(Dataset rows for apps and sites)
········

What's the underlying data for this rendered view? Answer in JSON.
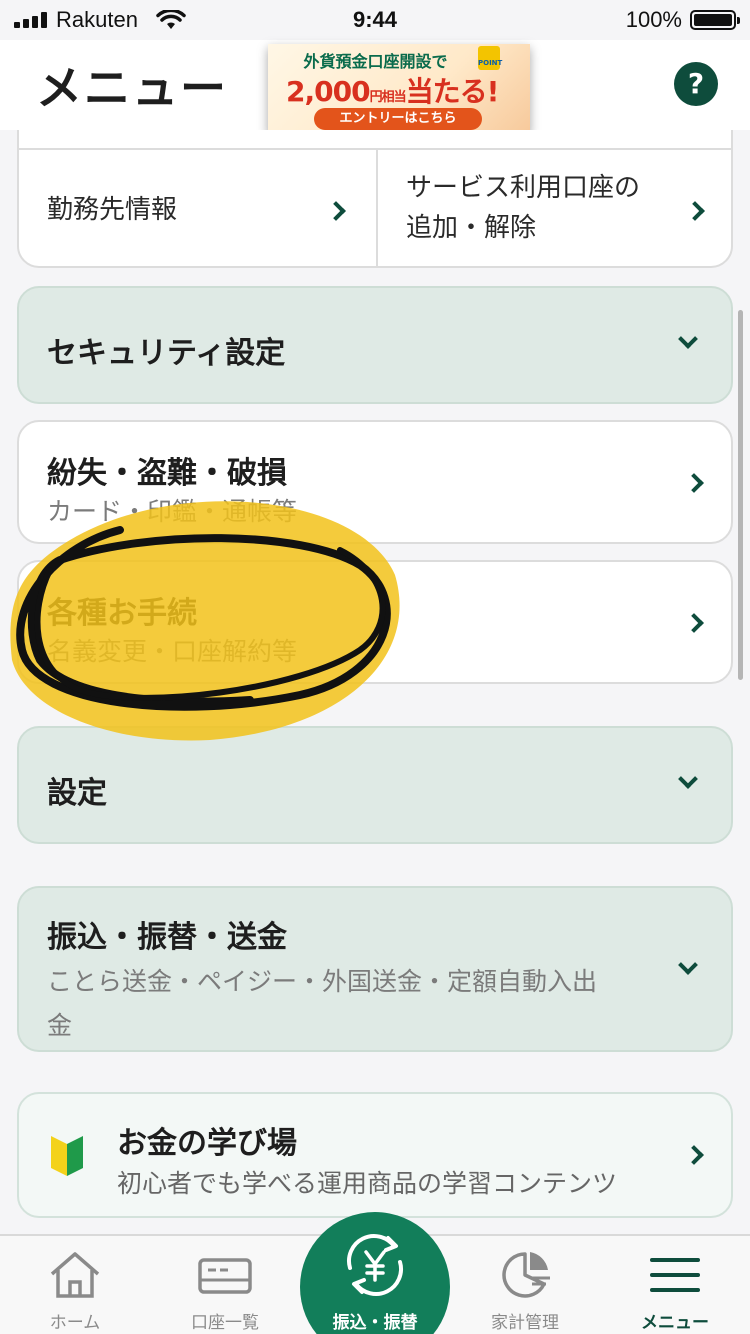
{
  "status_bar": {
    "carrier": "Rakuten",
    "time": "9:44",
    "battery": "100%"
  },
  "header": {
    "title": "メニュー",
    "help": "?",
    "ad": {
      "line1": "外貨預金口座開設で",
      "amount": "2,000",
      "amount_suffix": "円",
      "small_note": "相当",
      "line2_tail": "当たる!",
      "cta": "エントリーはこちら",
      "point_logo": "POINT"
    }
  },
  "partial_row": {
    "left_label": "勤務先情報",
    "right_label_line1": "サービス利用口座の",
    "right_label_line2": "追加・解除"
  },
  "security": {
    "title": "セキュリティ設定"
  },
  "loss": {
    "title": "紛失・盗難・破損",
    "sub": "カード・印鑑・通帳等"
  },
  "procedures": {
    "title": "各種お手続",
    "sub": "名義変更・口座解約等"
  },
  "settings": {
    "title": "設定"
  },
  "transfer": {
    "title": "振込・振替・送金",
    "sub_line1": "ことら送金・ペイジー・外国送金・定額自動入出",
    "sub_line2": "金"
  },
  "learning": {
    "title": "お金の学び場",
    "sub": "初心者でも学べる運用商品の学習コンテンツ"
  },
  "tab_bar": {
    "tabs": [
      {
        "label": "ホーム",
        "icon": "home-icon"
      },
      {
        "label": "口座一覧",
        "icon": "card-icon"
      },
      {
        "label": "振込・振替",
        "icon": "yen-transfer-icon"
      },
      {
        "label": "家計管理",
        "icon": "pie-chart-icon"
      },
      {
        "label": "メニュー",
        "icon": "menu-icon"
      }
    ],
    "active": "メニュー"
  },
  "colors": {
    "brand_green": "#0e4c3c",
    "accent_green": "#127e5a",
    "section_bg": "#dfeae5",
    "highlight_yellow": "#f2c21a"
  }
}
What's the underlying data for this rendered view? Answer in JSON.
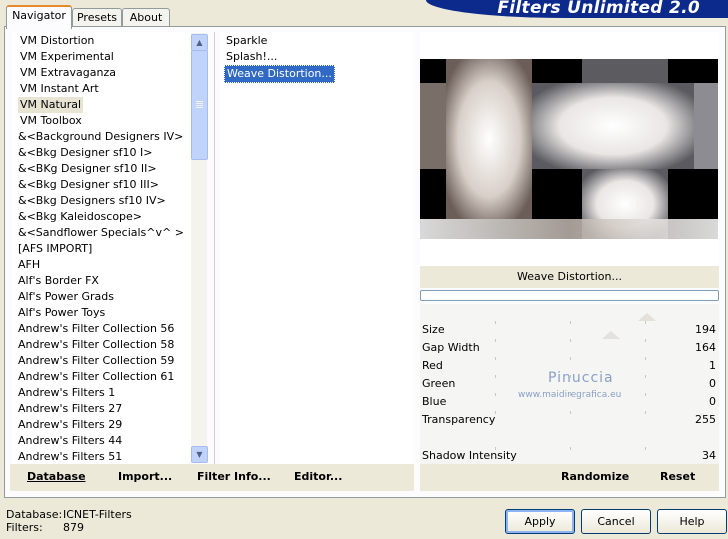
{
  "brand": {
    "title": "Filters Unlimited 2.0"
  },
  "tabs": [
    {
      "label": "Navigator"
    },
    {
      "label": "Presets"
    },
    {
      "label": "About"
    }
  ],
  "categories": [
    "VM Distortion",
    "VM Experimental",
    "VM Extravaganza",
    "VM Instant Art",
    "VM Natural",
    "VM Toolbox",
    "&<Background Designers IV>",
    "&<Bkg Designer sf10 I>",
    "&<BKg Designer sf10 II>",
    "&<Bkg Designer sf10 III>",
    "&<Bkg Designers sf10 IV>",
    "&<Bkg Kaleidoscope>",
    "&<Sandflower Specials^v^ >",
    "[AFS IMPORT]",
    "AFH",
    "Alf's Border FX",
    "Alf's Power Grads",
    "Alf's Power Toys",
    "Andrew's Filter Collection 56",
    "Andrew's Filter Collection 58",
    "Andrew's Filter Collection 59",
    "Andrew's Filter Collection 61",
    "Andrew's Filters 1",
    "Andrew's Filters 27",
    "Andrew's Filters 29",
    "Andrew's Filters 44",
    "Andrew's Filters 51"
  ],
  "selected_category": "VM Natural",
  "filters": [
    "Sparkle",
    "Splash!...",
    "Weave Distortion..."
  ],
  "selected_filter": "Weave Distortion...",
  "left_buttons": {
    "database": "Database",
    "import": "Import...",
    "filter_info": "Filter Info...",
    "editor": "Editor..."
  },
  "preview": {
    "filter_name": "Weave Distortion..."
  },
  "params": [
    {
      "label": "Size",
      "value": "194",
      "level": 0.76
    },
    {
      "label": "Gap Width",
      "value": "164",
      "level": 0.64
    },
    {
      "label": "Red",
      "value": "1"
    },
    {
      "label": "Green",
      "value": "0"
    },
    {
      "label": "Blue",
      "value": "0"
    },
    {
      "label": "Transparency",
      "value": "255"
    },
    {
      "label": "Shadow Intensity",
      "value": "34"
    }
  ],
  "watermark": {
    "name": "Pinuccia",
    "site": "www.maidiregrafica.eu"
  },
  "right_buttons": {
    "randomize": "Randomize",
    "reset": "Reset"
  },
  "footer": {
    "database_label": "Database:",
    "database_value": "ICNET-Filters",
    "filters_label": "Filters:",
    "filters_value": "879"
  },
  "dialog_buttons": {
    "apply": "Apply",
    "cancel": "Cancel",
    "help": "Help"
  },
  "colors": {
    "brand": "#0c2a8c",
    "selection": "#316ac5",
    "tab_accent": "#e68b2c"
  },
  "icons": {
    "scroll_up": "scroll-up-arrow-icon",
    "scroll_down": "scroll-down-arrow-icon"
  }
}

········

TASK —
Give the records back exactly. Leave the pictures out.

THE COMPLETED TASK —
What's the underlying data for this rendered view? Answer in JSON.
{
  "status_bar": {
    "carrier": "Rakuten",
    "time": "9:44",
    "battery": "100%"
  },
  "header": {
    "title": "メニュー",
    "help": "?",
    "ad": {
      "line1": "外貨預金口座開設で",
      "amount": "2,000",
      "amount_suffix": "円",
      "small_note": "相当",
      "line2_tail": "当たる!",
      "cta": "エントリーはこちら",
      "point_logo": "POINT"
    }
  },
  "partial_row": {
    "left_label": "勤務先情報",
    "right_label_line1": "サービス利用口座の",
    "right_label_line2": "追加・解除"
  },
  "security": {
    "title": "セキュリティ設定"
  },
  "loss": {
    "title": "紛失・盗難・破損",
    "sub": "カード・印鑑・通帳等"
  },
  "procedures": {
    "title": "各種お手続",
    "sub": "名義変更・口座解約等"
  },
  "settings": {
    "title": "設定"
  },
  "transfer": {
    "title": "振込・振替・送金",
    "sub_line1": "ことら送金・ペイジー・外国送金・定額自動入出",
    "sub_line2": "金"
  },
  "learning": {
    "title": "お金の学び場",
    "sub": "初心者でも学べる運用商品の学習コンテンツ"
  },
  "tab_bar": {
    "tabs": [
      {
        "label": "ホーム",
        "icon": "home-icon"
      },
      {
        "label": "口座一覧",
        "icon": "card-icon"
      },
      {
        "label": "振込・振替",
        "icon": "yen-transfer-icon"
      },
      {
        "label": "家計管理",
        "icon": "pie-chart-icon"
      },
      {
        "label": "メニュー",
        "icon": "menu-icon"
      }
    ],
    "active": "メニュー"
  },
  "colors": {
    "brand_green": "#0e4c3c",
    "accent_green": "#127e5a",
    "section_bg": "#dfeae5",
    "highlight_yellow": "#f2c21a"
  }
}
What's the underlying data for this rendered view? Answer in JSON.
{
  "brand": {
    "title": "Filters Unlimited 2.0"
  },
  "tabs": [
    {
      "label": "Navigator"
    },
    {
      "label": "Presets"
    },
    {
      "label": "About"
    }
  ],
  "categories": [
    "VM Distortion",
    "VM Experimental",
    "VM Extravaganza",
    "VM Instant Art",
    "VM Natural",
    "VM Toolbox",
    "&<Background Designers IV>",
    "&<Bkg Designer sf10 I>",
    "&<BKg Designer sf10 II>",
    "&<Bkg Designer sf10 III>",
    "&<Bkg Designers sf10 IV>",
    "&<Bkg Kaleidoscope>",
    "&<Sandflower Specials^v^ >",
    "[AFS IMPORT]",
    "AFH",
    "Alf's Border FX",
    "Alf's Power Grads",
    "Alf's Power Toys",
    "Andrew's Filter Collection 56",
    "Andrew's Filter Collection 58",
    "Andrew's Filter Collection 59",
    "Andrew's Filter Collection 61",
    "Andrew's Filters 1",
    "Andrew's Filters 27",
    "Andrew's Filters 29",
    "Andrew's Filters 44",
    "Andrew's Filters 51"
  ],
  "selected_category": "VM Natural",
  "filters": [
    "Sparkle",
    "Splash!...",
    "Weave Distortion..."
  ],
  "selected_filter": "Weave Distortion...",
  "left_buttons": {
    "database": "Database",
    "import": "Import...",
    "filter_info": "Filter Info...",
    "editor": "Editor..."
  },
  "preview": {
    "filter_name": "Weave Distortion..."
  },
  "params": [
    {
      "label": "Size",
      "value": "194",
      "level": 0.76
    },
    {
      "label": "Gap Width",
      "value": "164",
      "level": 0.64
    },
    {
      "label": "Red",
      "value": "1"
    },
    {
      "label": "Green",
      "value": "0"
    },
    {
      "label": "Blue",
      "value": "0"
    },
    {
      "label": "Transparency",
      "value": "255"
    },
    {
      "label": "Shadow Intensity",
      "value": "34"
    }
  ],
  "watermark": {
    "name": "Pinuccia",
    "site": "www.maidiregrafica.eu"
  },
  "right_buttons": {
    "randomize": "Randomize",
    "reset": "Reset"
  },
  "footer": {
    "database_label": "Database:",
    "database_value": "ICNET-Filters",
    "filters_label": "Filters:",
    "filters_value": "879"
  },
  "dialog_buttons": {
    "apply": "Apply",
    "cancel": "Cancel",
    "help": "Help"
  },
  "colors": {
    "brand": "#0c2a8c",
    "selection": "#316ac5",
    "tab_accent": "#e68b2c"
  },
  "icons": {
    "scroll_up": "scroll-up-arrow-icon",
    "scroll_down": "scroll-down-arrow-icon"
  }
}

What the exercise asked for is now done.